Marc David
Founder

Marc David is the Founder of the Institute for the Psychology of Eating, a leading visionary, teacher and consultant in Nutritional Psychology, and the author of the classic and best-selling works Nourishing Wisdom and The Slow Down Diet. His work has been featured on CNN, NBC and numerous media outlets. His books have been translated into over 10 languages, and his approach appeals to a wide audience of eaters who are looking for fresh, inspiring and innovative messages about food, body and soul. He lectures internationally, and has held senior consulting positions at Canyon Ranch Resorts, the Kripalu Center for Yoga and Health, the Johnson & Johnson Corporation, and the Disney Company.
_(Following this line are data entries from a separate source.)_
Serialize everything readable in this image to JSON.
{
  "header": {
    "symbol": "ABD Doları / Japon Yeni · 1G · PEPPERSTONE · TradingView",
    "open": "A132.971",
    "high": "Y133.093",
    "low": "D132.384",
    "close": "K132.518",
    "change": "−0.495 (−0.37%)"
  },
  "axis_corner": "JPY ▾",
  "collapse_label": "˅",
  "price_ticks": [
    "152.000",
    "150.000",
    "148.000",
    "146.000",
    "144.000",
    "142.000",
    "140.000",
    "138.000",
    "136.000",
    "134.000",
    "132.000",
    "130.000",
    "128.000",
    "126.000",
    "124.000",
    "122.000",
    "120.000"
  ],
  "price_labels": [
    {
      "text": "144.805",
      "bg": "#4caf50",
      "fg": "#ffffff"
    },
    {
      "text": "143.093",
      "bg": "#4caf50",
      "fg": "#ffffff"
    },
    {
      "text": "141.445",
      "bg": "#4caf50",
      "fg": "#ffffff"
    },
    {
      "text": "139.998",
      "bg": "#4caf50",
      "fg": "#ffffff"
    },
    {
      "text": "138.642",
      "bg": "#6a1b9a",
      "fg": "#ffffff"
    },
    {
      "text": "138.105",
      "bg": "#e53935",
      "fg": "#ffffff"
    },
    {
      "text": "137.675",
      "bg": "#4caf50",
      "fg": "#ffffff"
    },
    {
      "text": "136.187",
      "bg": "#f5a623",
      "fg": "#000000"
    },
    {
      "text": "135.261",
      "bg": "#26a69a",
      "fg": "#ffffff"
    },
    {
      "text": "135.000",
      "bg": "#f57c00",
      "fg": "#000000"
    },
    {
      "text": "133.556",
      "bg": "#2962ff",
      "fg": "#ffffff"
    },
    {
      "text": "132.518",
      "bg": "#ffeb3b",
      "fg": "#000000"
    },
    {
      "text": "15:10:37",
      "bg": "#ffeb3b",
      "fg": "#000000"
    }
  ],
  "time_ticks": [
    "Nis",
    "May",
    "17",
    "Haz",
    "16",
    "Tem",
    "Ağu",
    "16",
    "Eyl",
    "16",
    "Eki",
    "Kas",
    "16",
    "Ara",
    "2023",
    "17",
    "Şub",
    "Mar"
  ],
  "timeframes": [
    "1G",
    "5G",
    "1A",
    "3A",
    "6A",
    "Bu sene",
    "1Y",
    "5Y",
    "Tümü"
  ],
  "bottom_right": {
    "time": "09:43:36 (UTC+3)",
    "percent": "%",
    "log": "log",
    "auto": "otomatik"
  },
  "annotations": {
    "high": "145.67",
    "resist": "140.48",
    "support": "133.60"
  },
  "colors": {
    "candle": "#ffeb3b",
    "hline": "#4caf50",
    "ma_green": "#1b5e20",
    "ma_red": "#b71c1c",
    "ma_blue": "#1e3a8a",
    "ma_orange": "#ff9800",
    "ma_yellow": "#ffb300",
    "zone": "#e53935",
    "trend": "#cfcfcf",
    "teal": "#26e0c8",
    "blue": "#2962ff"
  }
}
Marc is also the co-founder of the Institute for Conscious Sexuality and Relationship.